Herbert Goldstein, Pioneer in Special Education, Remembered

by The College of Education  /   Feb 25, 2010

Photo of Herbert Goldstein

Herbert Goldstein earned his Ed.D. in Special Education from the University of Illinois in 1957. During his time at Illinois, Goldstein became an associate professor, while also serving as a special consultant to the Illinois Department of Public Instruction. Goldstein worked on numerous projects for the Institute for Research on Exceptional Children (IREC), earning recognition as a pioneer in the field of Special Education. One of his major projects, with J.W. Moss and Laura Jordan, was published by the IREC in 1965, The Efficacy of Special Class Training on the Development of Mentally Retarded Children.

On January 13, 2010, Goldstein passed away in Teaneck, NJ, where he lived since his retirement from New York University in 1980.

Born in Hamilton, Ontario, Canada, Goldstein later served in World War II as an Army hospital corpsman. He received his undergraduate and master's degrees from San Francisco State University. From California, he moved to the Midwest to pursue his doctorate in education at the University of Illinois.

Robert Henderson, Professor Emeritus in Special Education, recalls a shared career path with his late friend and colleague: Both received master's degrees from San Francisco State University. Both served in the military. Both earned an Ed.D from the University of Illinois.

"When I arrived (at Illinois) with my wife and three children, I found that Herb and his wife lived only a few blocks away in what was then 'Stadium Terrace,' dozens of tar-paper buildings, each divided into three apartments," Henderson recalls. "When we first arrived, Herb came over to warn us about the stoves. His was coal burning, and one cold winter day when his wife was away, he stuffed it full of coal before heading off to campus. Returning at noon, he discovered the apartment was near kindling point and the stove was glowing hot. We Californians just were not used to such low temperatures!"

Laura Jordan, former Head of the Department of Special Education, said Goldstein's good sense of humor set him apart from the crowd. While finishing her doctoral studies at Illinois, Jordan shared an office with Goldstein. "He was a pretty popular member of the faculty," Jordan said, praising Goldstein's generous spirit. "He and his wife used to host the whole department at their home."

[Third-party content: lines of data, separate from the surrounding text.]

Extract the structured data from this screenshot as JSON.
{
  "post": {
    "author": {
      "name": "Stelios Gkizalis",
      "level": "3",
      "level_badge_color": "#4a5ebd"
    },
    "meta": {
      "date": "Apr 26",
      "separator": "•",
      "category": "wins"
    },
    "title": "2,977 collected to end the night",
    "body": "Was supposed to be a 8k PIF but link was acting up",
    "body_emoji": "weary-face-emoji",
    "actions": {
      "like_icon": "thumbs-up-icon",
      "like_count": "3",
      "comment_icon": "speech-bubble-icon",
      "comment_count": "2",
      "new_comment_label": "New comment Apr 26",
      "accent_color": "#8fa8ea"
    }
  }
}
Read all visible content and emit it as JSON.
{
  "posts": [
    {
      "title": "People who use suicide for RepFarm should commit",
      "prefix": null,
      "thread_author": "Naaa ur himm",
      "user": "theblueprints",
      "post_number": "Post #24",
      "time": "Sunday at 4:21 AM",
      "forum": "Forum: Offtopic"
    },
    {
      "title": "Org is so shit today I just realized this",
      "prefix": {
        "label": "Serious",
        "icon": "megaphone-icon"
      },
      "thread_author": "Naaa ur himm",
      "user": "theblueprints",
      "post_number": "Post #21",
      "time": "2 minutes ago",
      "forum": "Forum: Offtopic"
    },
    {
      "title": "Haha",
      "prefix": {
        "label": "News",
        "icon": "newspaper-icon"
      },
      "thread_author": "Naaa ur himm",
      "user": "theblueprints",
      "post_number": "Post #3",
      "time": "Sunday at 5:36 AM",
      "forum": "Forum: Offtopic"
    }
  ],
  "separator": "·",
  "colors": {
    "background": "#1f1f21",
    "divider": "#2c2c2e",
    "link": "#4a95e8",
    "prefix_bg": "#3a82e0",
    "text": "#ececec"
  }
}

After his service at Illinois, Goldstein was named a Fulbright Scholar and Lecturer at the University of Oslo, Norway in 1962 and a Fulbright Scholar in Australia in 1971. From 1962 to 1967, he was Professor and Chair of the Department of Special Education at the Ferkhauf Graduate School of Yeshiva University in New York. In 1968 he became Director of the Curriculum Research & Development Center in mental retardation at Yeshiva and New York Universities. Goldstein was especially known for developing the social learning curriculum for students with mental retardation.

When the Pennsylvania Association for Retarded Children (PARC) v. Pennsylvania (1972) court decision paved the way for inclusive education for children with learning disabilities, Goldstein was named a "Master" of the court to oversee that schools in Pennsylvania complied with the decree. Goldstein held a range of leadership positions in professional organizations and retired from NYU in 1980 as professor emeritus.

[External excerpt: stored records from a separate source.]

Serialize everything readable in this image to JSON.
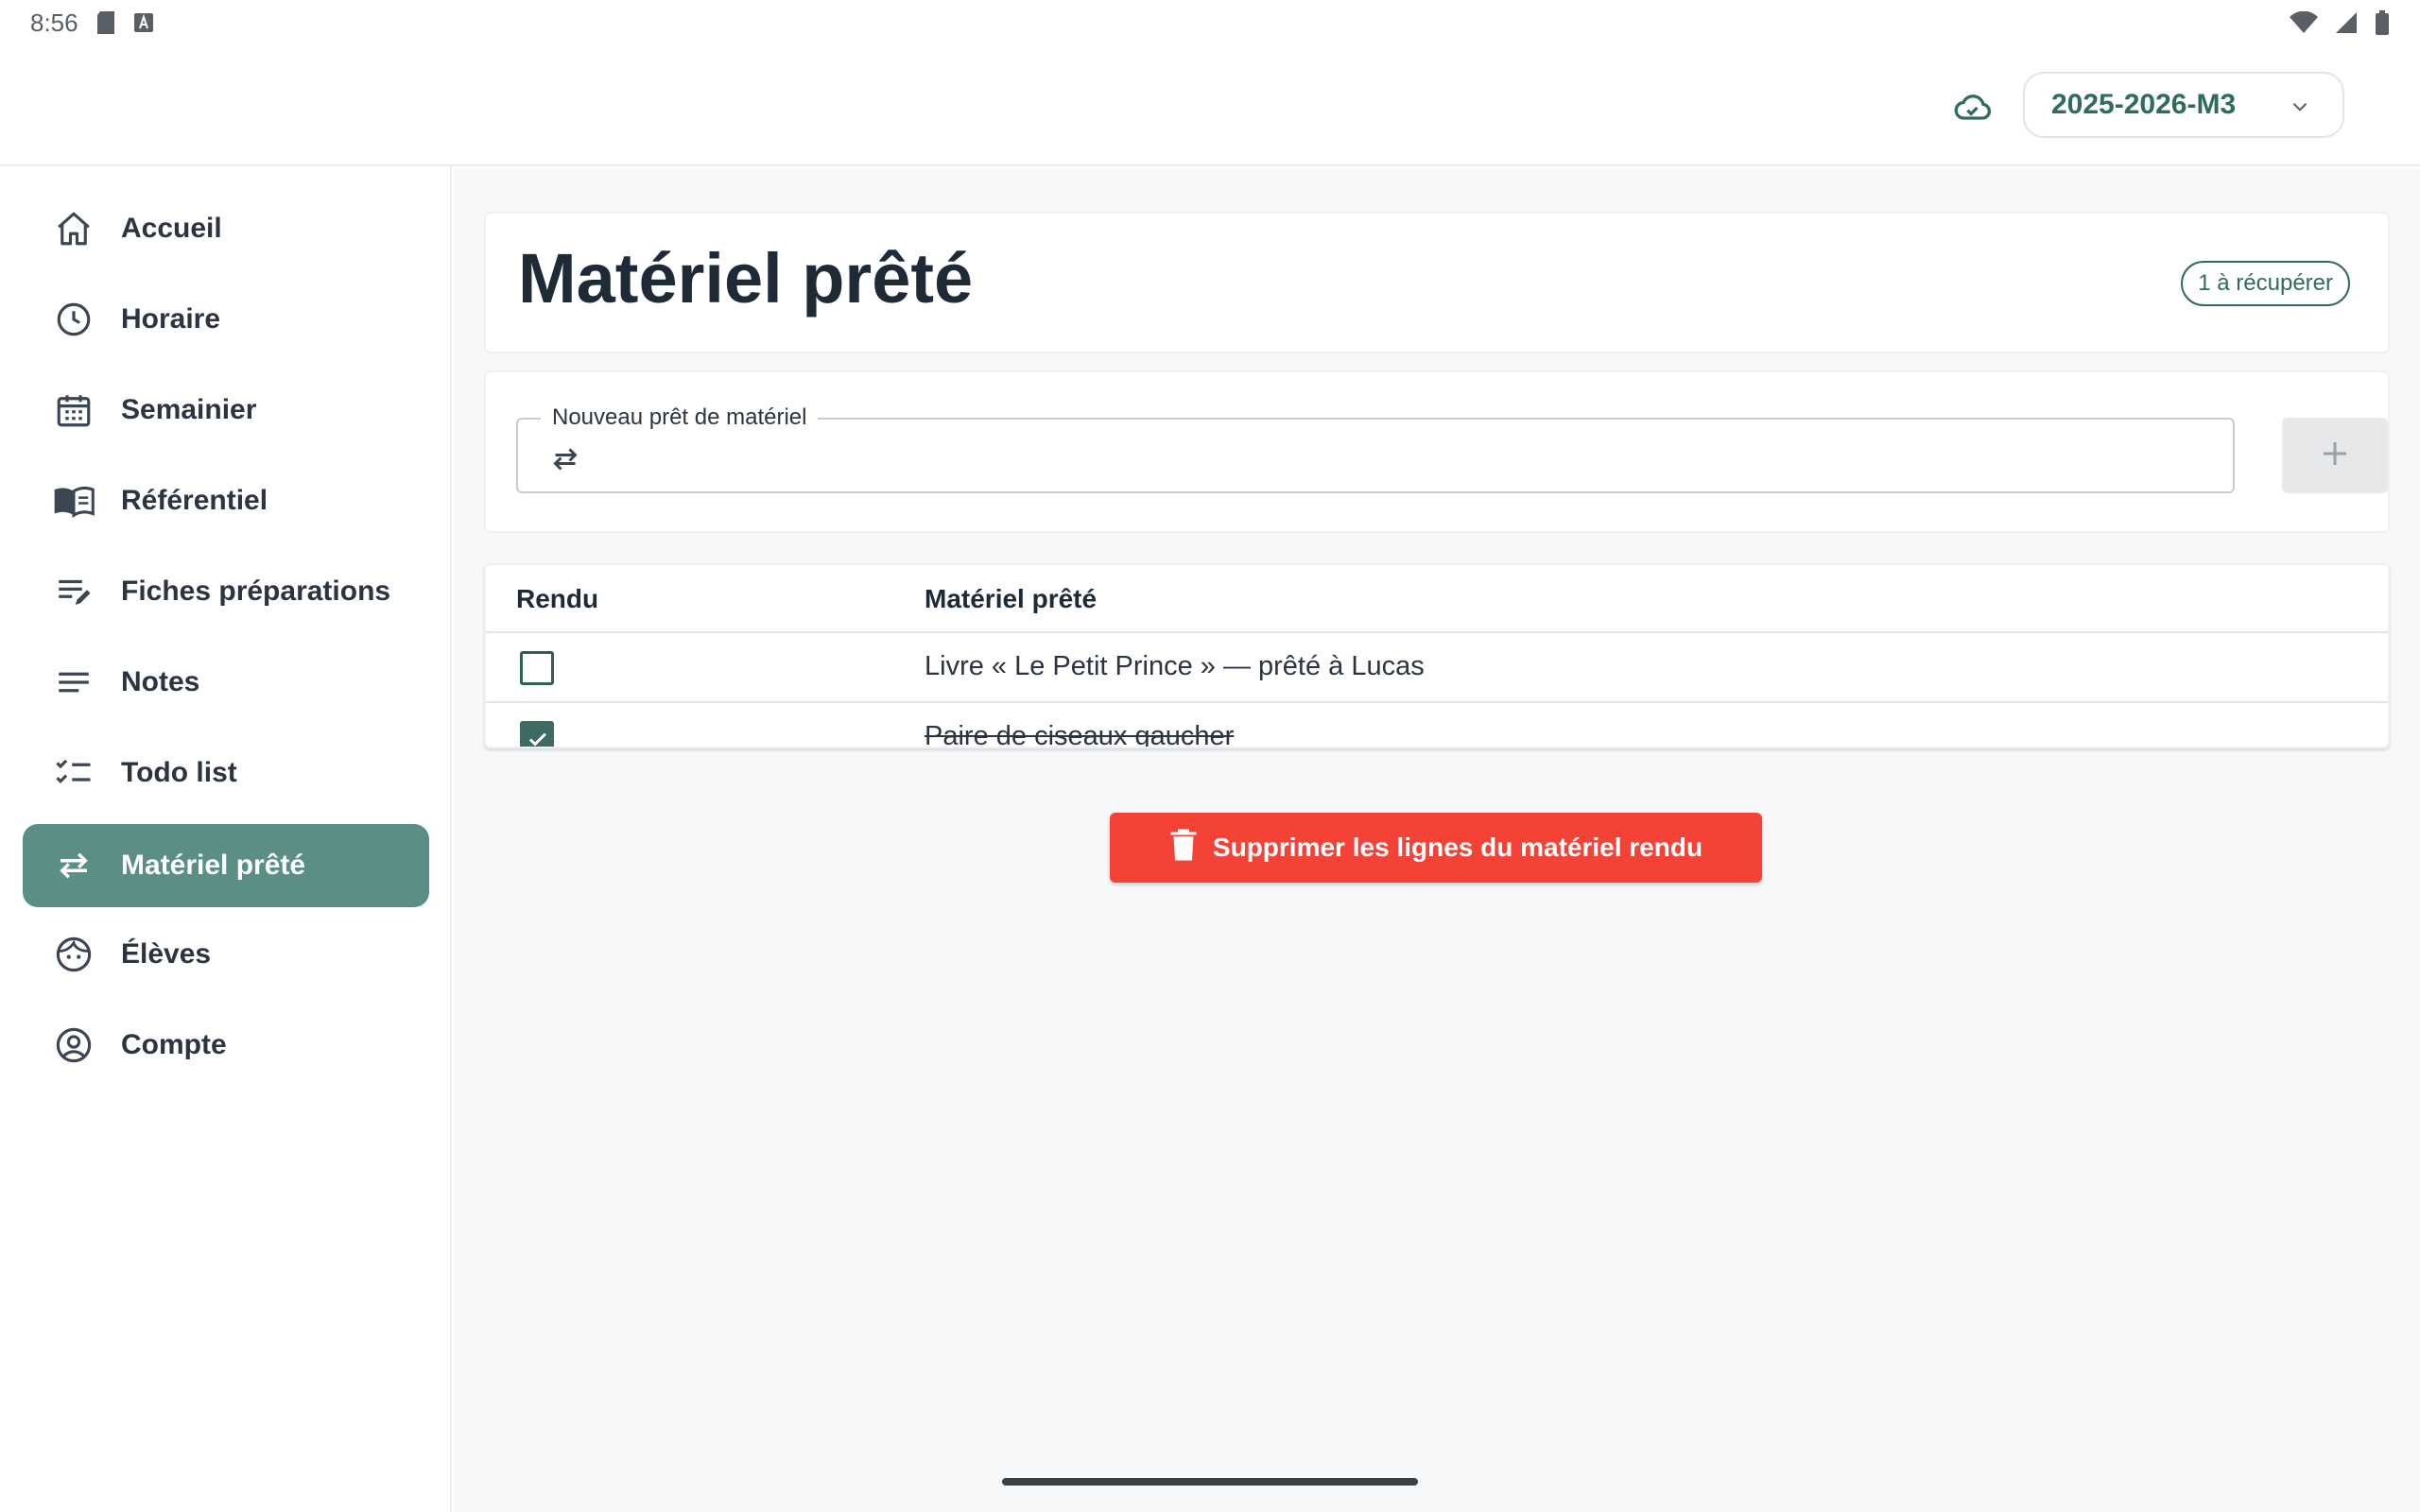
{
  "status_bar": {
    "time": "8:56"
  },
  "header": {
    "school_year": "2025-2026-M3"
  },
  "sidebar": {
    "items": [
      {
        "label": "Accueil",
        "icon": "home-icon"
      },
      {
        "label": "Horaire",
        "icon": "clock-icon"
      },
      {
        "label": "Semainier",
        "icon": "calendar-icon"
      },
      {
        "label": "Référentiel",
        "icon": "book-icon"
      },
      {
        "label": "Fiches préparations",
        "icon": "edit-note-icon"
      },
      {
        "label": "Notes",
        "icon": "notes-icon"
      },
      {
        "label": "Todo list",
        "icon": "checklist-icon"
      },
      {
        "label": "Matériel prêté",
        "icon": "swap-icon",
        "active": true
      },
      {
        "label": "Élèves",
        "icon": "face-icon"
      },
      {
        "label": "Compte",
        "icon": "account-icon"
      }
    ]
  },
  "main": {
    "title": "Matériel prêté",
    "badge": "1 à récupérer",
    "new_loan_label": "Nouveau prêt de matériel",
    "new_loan_value": "",
    "table": {
      "headers": {
        "returned": "Rendu",
        "item": "Matériel prêté"
      },
      "rows": [
        {
          "text": "Livre « Le Petit Prince » — prêté à Lucas",
          "returned": false
        },
        {
          "text": "Paire de ciseaux gaucher",
          "returned": true
        }
      ]
    },
    "delete_button": "Supprimer les lignes du matériel rendu"
  },
  "colors": {
    "accent": "#5b8f86",
    "accent_dark": "#2f6b5e",
    "danger": "#f44336"
  }
}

Widely published, Dr. Goldstein is regarded as an authority and pioneer in his field. He is survived by his beloved wife, Marjorie, sons Jay (Carol) of Winnipeg, Manitoba, Canada, Jed of Denver, Colo., grandsons Josh (Maureen) and Eli, and great-granddaughters, Hannah and Abby.